→ **What needs to be done**
Check each line below for the word "JSON", then please report how many lines have it and nothing more.
# # #
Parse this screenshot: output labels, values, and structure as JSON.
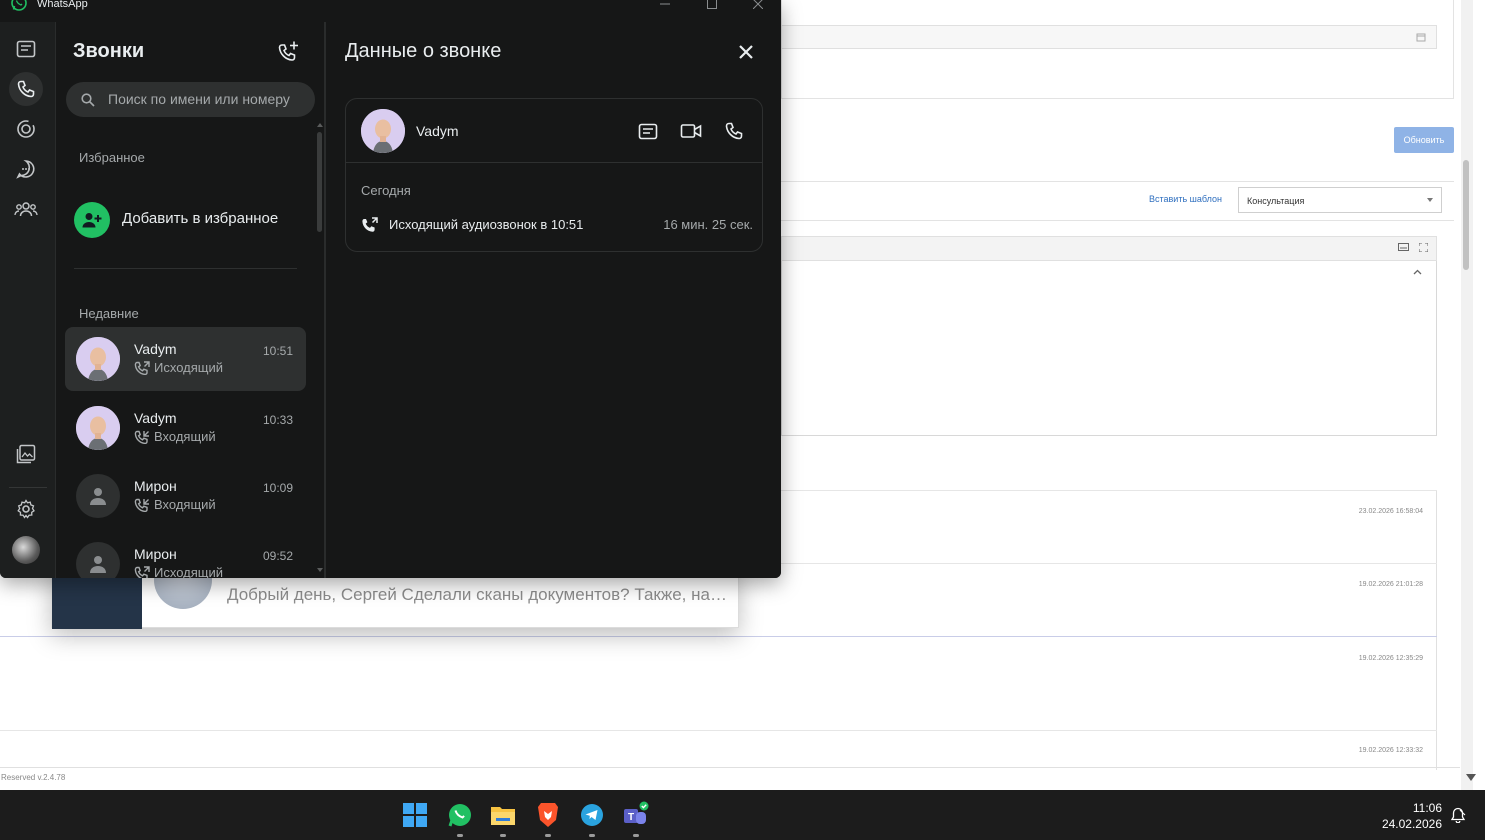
{
  "window": {
    "title": "WhatsApp"
  },
  "calls": {
    "title": "Звонки",
    "search_placeholder": "Поиск по имени или номеру",
    "favorites_label": "Избранное",
    "add_favorite_label": "Добавить в избранное",
    "recent_label": "Недавние",
    "items": [
      {
        "name": "Vadym",
        "time": "10:51",
        "direction": "Исходящий",
        "avatar": "photo",
        "selected": true
      },
      {
        "name": "Vadym",
        "time": "10:33",
        "direction": "Входящий",
        "avatar": "photo",
        "selected": false
      },
      {
        "name": "Мирон",
        "time": "10:09",
        "direction": "Входящий",
        "avatar": "default",
        "selected": false
      },
      {
        "name": "Мирон",
        "time": "09:52",
        "direction": "Исходящий",
        "avatar": "default",
        "selected": false
      }
    ]
  },
  "detail": {
    "title": "Данные о звонке",
    "contact_name": "Vadym",
    "day_label": "Сегодня",
    "call_label": "Исходящий аудиозвонок в 10:51",
    "call_duration": "16 мин. 25 сек."
  },
  "background": {
    "update_button": "Обновить",
    "insert_template_link": "Вставить шаблон",
    "template_select_value": "Консультация",
    "timestamps": [
      "23.02.2026 16:58:04",
      "19.02.2026 21:01:28",
      "19.02.2026 12:35:29",
      "19.02.2026 12:33:32"
    ],
    "footer_text": "Reserved v.2.4.78"
  },
  "notification": {
    "text": "Добрый день, Сергей Сделали сканы документов?  Также, нам нужна"
  },
  "taskbar": {
    "time": "11:06",
    "date": "24.02.2026",
    "apps": [
      "windows-start",
      "whatsapp",
      "file-explorer",
      "brave-browser",
      "telegram",
      "teams"
    ]
  },
  "colors": {
    "wa_bg": "#161717",
    "wa_green": "#21c063",
    "text_primary": "#e9edef",
    "text_secondary": "#a5a9ab",
    "bg_button": "#8fb3e6",
    "link": "#2f6fbf",
    "taskbar": "#1c1c1c"
  }
}
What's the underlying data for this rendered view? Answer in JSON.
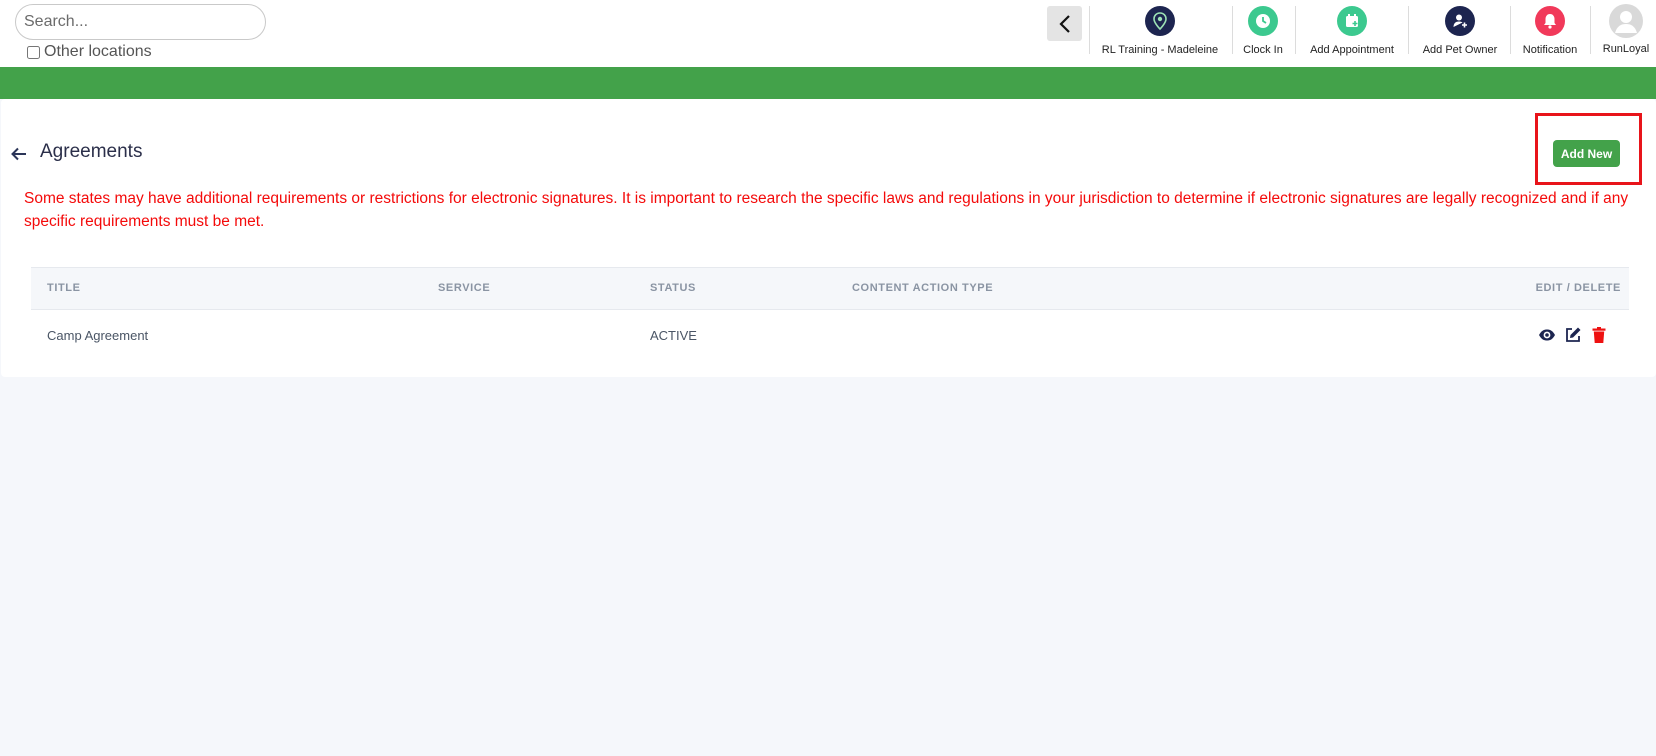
{
  "search": {
    "placeholder": "Search..."
  },
  "other_locations": {
    "label": "Other locations",
    "checked": false
  },
  "nav": {
    "location": {
      "label": "RL Training - Madeleine",
      "icon": "location-pin-icon",
      "color": "#1d2550"
    },
    "clock_in": {
      "label": "Clock In",
      "icon": "clock-icon",
      "color": "#3cc98f"
    },
    "add_appointment": {
      "label": "Add Appointment",
      "icon": "calendar-plus-icon",
      "color": "#3cc98f"
    },
    "add_pet_owner": {
      "label": "Add Pet Owner",
      "icon": "user-plus-icon",
      "color": "#1d2550"
    },
    "notification": {
      "label": "Notification",
      "icon": "bell-icon",
      "color": "#f1395a"
    },
    "profile": {
      "label": "RunLoyal",
      "icon": "avatar-icon",
      "color": "#d9d9d9"
    }
  },
  "page": {
    "title": "Agreements",
    "add_new_label": "Add New",
    "warning": "Some states may have additional requirements or restrictions for electronic signatures. It is important to research the specific laws and regulations in your jurisdiction to determine if electronic signatures are legally recognized and if any specific requirements must be met."
  },
  "table": {
    "columns": [
      "TITLE",
      "SERVICE",
      "STATUS",
      "CONTENT ACTION TYPE",
      "EDIT / DELETE"
    ],
    "rows": [
      {
        "title": "Camp Agreement",
        "service": "",
        "status": "ACTIVE",
        "content_action_type": ""
      }
    ]
  },
  "colors": {
    "brand_green": "#43a24a",
    "warning_red": "#f40a0a",
    "highlight_red": "#e8141a",
    "icon_dark": "#1d2550",
    "delete_red": "#ee1111"
  }
}
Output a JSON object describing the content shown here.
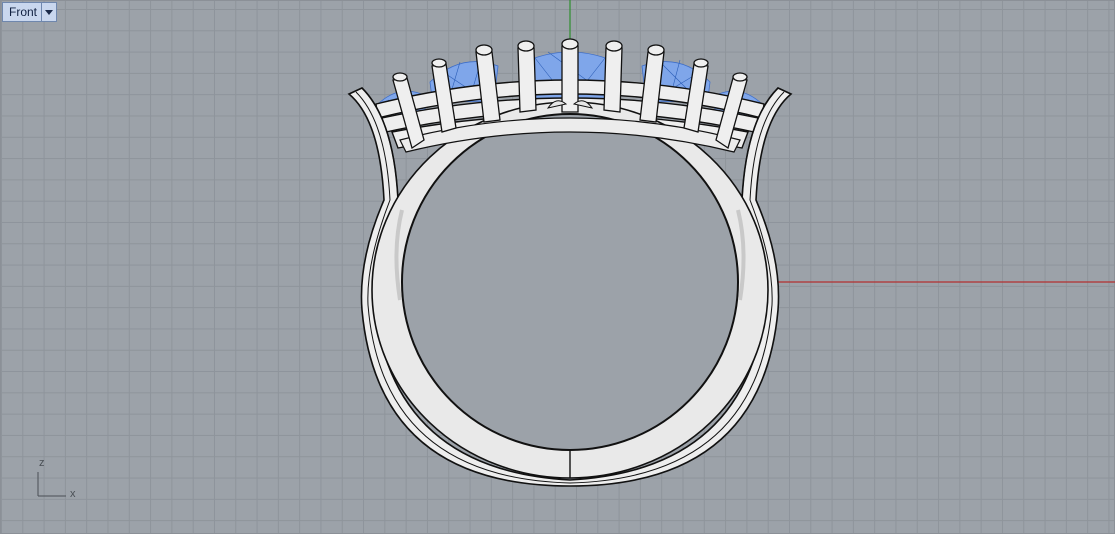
{
  "viewport": {
    "title": "Front",
    "menu_icon": "chevron-down-icon",
    "background_color": "#9ca2a9",
    "grid_color": "#8e949b"
  },
  "axes": {
    "x_color": "#b23030",
    "y_color": "#2f8f2f",
    "gizmo_x_label": "x",
    "gizmo_z_label": "z"
  },
  "model": {
    "metal_color": "#eeeeee",
    "outline_color": "#111111",
    "gem_color": "#7fa6ea"
  }
}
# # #
→ **Response to the task**
3